Life is often polarised; Elation, devastation, swirling endlessly around us like the walls of a great hurricane. When we find ourselves in the eye of the storm serenity takes a hold, but with lengthened stays it can become stale, and we may once again crave to feel the chaotic winds around us. High as Hope, the fourth release from Florence and The Machine, is an intimate exploration of Welch’s most haphazard and vulnerable years, synchronised with homespun instrumentals and soaring vocals to magnificent effect.
To reflect is to see, and in seeing we are immediately and irreversibly bestowed with responsibility. This responsibility sits with Welch after years of hedonism gone by, and so now she seeks penance, not with urgency nor desperation, but with acceptance and knowledge of previous misgivings – Bellowing ‘Grace’, she apologises to her sister for ruining her birthday. Modest piano is bound with unassuming strings, catapulting Welch’s vocals to her usual unearthly heights. The overarching use of simple instrumentation takes precedence over the feverous and hectic styles that ran amuck in How Big, How Blue, How Beautiful, with tracks like ‘Patricia’ and ‘100 Years’ following a familiar pattern. While the flourishes are sporadic in comparison to the rest of her catalog, Welch still manages to conjure swooping instrumentals and vocals for the most ordinary of issues.

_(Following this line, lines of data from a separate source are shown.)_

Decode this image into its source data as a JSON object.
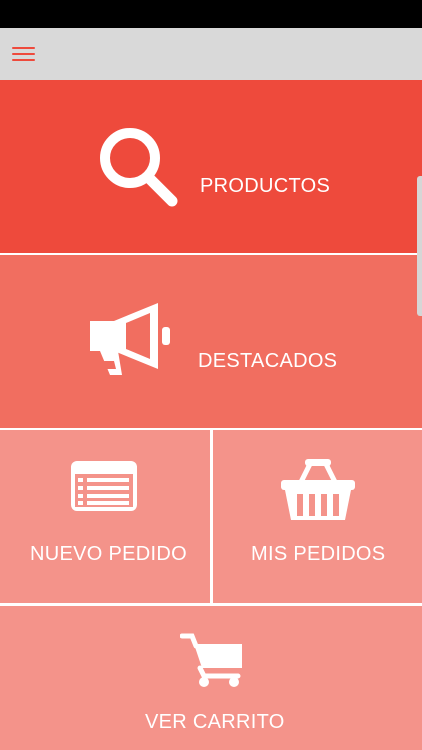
{
  "app": {
    "menu_icon": "hamburger-menu-icon",
    "accent_color": "#ee4a3c"
  },
  "tiles": {
    "productos": {
      "label": "PRODUCTOS",
      "icon": "search-icon",
      "color": "#ee4a3c"
    },
    "destacados": {
      "label": "DESTACADOS",
      "icon": "megaphone-icon",
      "color": "#f16e60"
    },
    "nuevo_pedido": {
      "label": "NUEVO PEDIDO",
      "icon": "list-form-icon",
      "color": "#f4938a"
    },
    "mis_pedidos": {
      "label": "MIS PEDIDOS",
      "icon": "basket-icon",
      "color": "#f4938a"
    },
    "ver_carrito": {
      "label": "VER CARRITO",
      "icon": "shopping-cart-icon",
      "color": "#f4938a"
    }
  }
}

‘Big God’ is given such a treatment, written about “that feeling when someone has not replied to your text”. Synths masterfully provided by Jamie XX ensure a subdued build up, while horns by Kamasi Washington purge the residual energy and thrust her vocals to the forefront. While “ghosting” is deemed an ordinary matter, it is only so due to its unassumingly personal nature, and on this record, Welch isn’t hesitant to delve into such matters. This is particularly evident on hit single ‘Hunger’ which opens with the line “At seventeen I started to starve myself”, a bare admission of previous illness wrapped in nothing but her own conviction. This conviction and honesty develops alongside the music, extending that previous physical hunger to a psychological hunger for love and fulfilment as the piano and drums swell to meet her in harmonious ascension. While ‘Hunger’ packs a familiar punch, the album as a whole lies subdued compared to previous efforts.This deconstruction of sound, at this point in her career, is a big risk.
At a time where she could command the headline spot at any music festival around the globe, she produces her most personal and reflective work to date. At a time when people expect the next ‘Dog Days Are Over’, Welch has delved into her past and laid herself more bare than ever before. The album is a sober retrospection of her former years, and without the bottle to hand a delicate clarity presents itself, feathering the very edges of the record to a point where for some it may seem muted. This is something she is aware of however; “Happiness is an extremely uneventful subject” she speaks on ‘No Choir’, almost toying with the idea of revisiting her frenzied past.
Of course, there are moments of hedonism that she brings forth with vague, diluted pleasure. On ‘June’ she gasps “I’m so high”, recalling euphoria. This curiosity is something that follows on from their previous release HBHBHB, where on ‘St. Jude’ she states “maybe I’ve always been more comfortable in chaos”. The idea of being surrounded by turmoil is certainly nowhere near as prominent this time around however, existing only as a momentary glance at temptation, and yet within ‘Choir’ we see her subdued desire to create grandiose occasions from which she can out pen to paper.
On her most personal release to date, Welch refines her most chaotic and feverish acts into a serene penance. She apologises to those around her, but also to herself. High as Hope finds itself to be a singular daffodil that sprouts up amidst the reckless antics of the previous night. Imperturbability fills it up and Welch, sitting out on a wicker chair, acknowledges and admires it for what it is; hope, in the eye of a storm. Mitchell Goudie